A simples guide to storing your motorbike in winter
While bike covers won’t cost you the earth, any sheets, rugs or blankets could do the job of covering your bike when it’s not in use. This is just about keeping your bike a bit warmer during the frosty nights.
If you planned to just leave your bike in the same position on the floor all winter, don’t. The pressure on your tyres from the weight of the machine could lead to flat spots developing – which is bad news. The best answer is to lift your bike off the ground completely – perhaps suspending it on some paddock stands. If that’s not possible, a bike stand that suspends the back wheel is better than nothing. Simply rotate the front wheel every few weeks so that the pressure point is moved. If you don’t have a stand and end up with both tyres still firmly on the floor, simply rotate both wheels instead!
Your exhaust or intake scoops might not seem like a cosy home to you but to all manner of bugs and small creatures, they might look like a sanctuary. If there’s any chance of squatters it’s worth putting some cloths into the holes to prevent them moving in. Just remember you’ve done so before you…
- Start the engine every now and again

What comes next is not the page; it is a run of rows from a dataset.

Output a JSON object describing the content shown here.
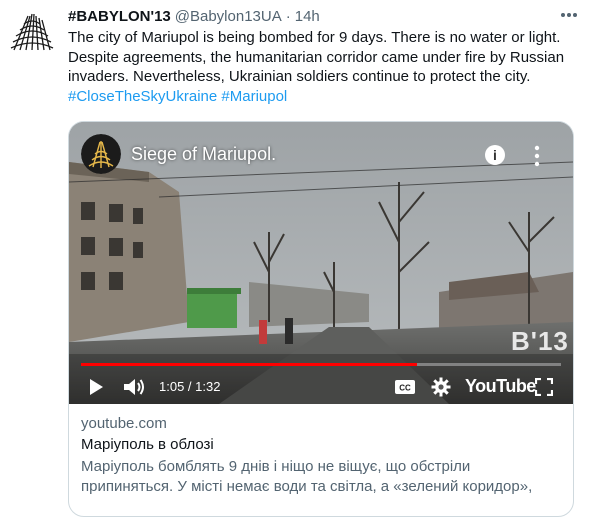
{
  "tweet": {
    "author_name": "#BABYLON'13",
    "handle": "@Babylon13UA",
    "separator": "·",
    "time": "14h",
    "text": "The city of Mariupol is being bombed for 9 days. There is no water or light. Despite agreements, the humanitarian corridor came under fire by Russian invaders. Nevertheless, Ukrainian soldiers continue to protect the city.",
    "hashtags": "#CloseTheSkyUkraine #Mariupol"
  },
  "video": {
    "title": "Siege of Mariupol.",
    "watermark": "B'13",
    "progress": 0.7,
    "time_display": "1:05 / 1:32",
    "logo_text": "YouTube"
  },
  "card": {
    "domain": "youtube.com",
    "title": "Маріуполь в облозі",
    "description": "Маріуполь бомблять 9 днів і ніщо не віщує, що обстріли припиняться. У місті немає води та світла, а «зелений коридор», пр..."
  },
  "colors": {
    "link": "#1d9bf0",
    "secondary_text": "#536471",
    "progress": "#ff0000",
    "border": "#cfd9de"
  },
  "icons": {
    "more": "ellipsis-icon",
    "play": "play-icon",
    "volume": "volume-icon",
    "captions": "captions-icon",
    "settings": "gear-icon",
    "fullscreen": "fullscreen-icon",
    "info": "info-icon",
    "share": "share-icon"
  }
}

Left to sit indefinitely, condensation could form in the exhaust, helping your bike to rust and rot from the inside out. Starting the engine (after removing the cloths) and allowing it to thoroughly warm up is a good idea. You don’t have to take it for a ride, simply let it reach a normal running temperature. Let it cool properly too before you put your cover back on to avoid a molten mess.

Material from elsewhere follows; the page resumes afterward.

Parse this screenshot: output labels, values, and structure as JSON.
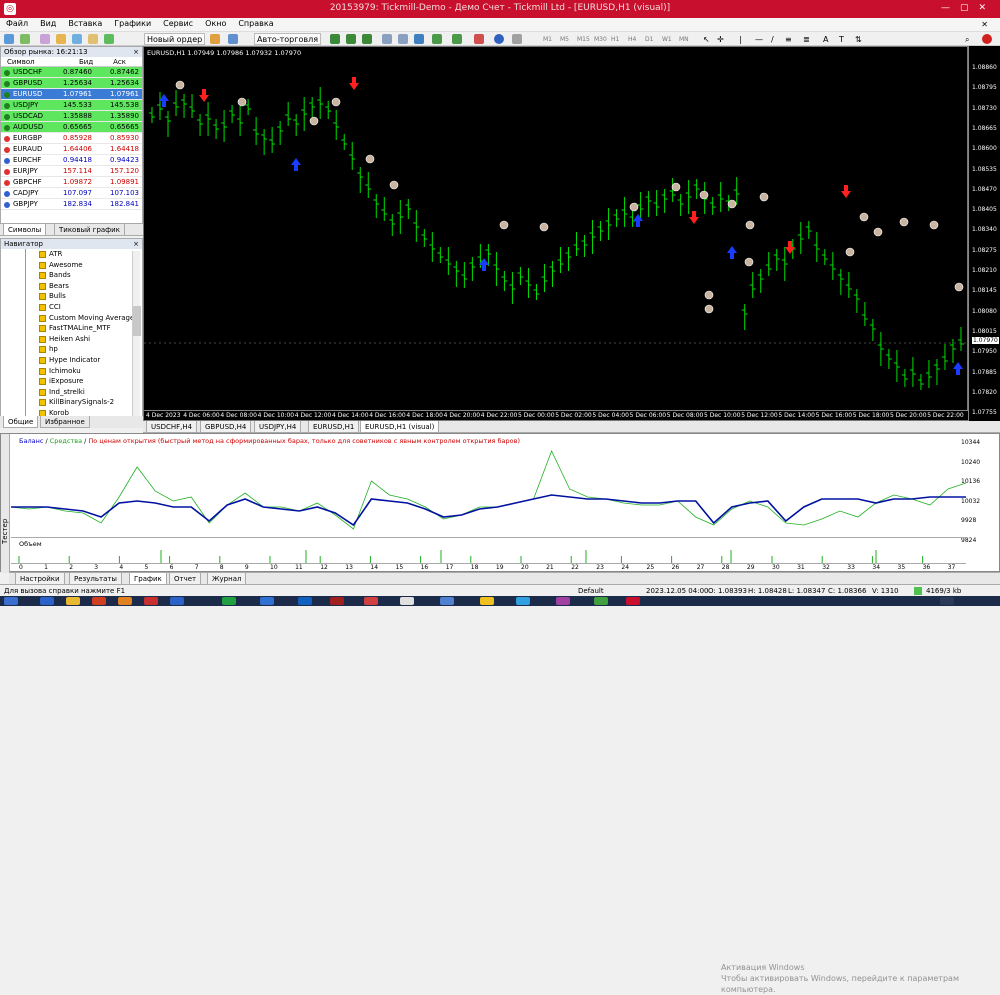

If you’re going to be starting the bike, you need to make sure your battery is well maintained. Bike batteries hate the cold and they’ll soon give up their charge. Some advocate removing the battery completely but that can be a faff when you come to start it again. Alternatively, you can install a connector to the terminals and attach a trickle charger that will keep it topped up.
As petrol loses its oomph when it sits idle in your tank, some experts advise emptying it over winter. This prevents you having to deal with a tank of fuel that’s at best of no value and worst case has gunked up your injectors or carbs when you tried to start the bike. As long as you start the bike regularly as advised above, keeping a full tank of fuel, with regular running, should be fine.
You might not be taking your bike out on the road, but winter months are not the time to scrimp on the oil or wax. Keep your engine casing and other vulnerable parts heavily lubricated over the winter. Obviously, not so heavily lubricated that you coat your brake discs, so pay attention when applying it. Washing and waxing your machine before you put it into relative hibernation is also a good idea.
Finally, make sure your bike is well topped up with lubricants and if necessary antifreeze.
Don’t forget that just because you’re not riding your bike on the road, doesn’t mean you don’t have to insure it. Your insurance will also be covering you against fire and theft so you need to keep it in place. It’s a good idea to tell your insurance provider that you won’t be riding over the winter though – your lower mileage might help keep your premiums down.
If you don’t want to insure your bike over the winter you'll have to declare your bike as officially off the road (SORN) with the DVLA. If you don’t and you cancel your bike insurance you risk a fine or having your bike seized.